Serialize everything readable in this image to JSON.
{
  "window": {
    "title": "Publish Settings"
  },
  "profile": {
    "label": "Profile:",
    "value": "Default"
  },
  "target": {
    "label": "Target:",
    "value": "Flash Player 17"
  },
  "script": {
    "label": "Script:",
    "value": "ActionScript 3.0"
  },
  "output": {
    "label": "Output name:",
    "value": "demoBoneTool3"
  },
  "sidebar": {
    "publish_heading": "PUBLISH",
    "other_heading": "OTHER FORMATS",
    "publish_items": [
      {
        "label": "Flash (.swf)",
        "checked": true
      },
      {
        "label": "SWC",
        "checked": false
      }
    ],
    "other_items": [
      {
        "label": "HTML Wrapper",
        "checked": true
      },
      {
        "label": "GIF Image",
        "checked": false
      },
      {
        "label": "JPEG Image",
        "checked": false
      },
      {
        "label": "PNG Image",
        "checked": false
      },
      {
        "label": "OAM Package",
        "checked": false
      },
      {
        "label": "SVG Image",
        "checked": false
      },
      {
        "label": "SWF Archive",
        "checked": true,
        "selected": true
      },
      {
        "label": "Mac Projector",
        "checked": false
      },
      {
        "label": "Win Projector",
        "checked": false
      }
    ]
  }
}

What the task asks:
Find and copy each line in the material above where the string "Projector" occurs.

Task output:
        "label": "Mac Projector",
        "label": "Win Projector",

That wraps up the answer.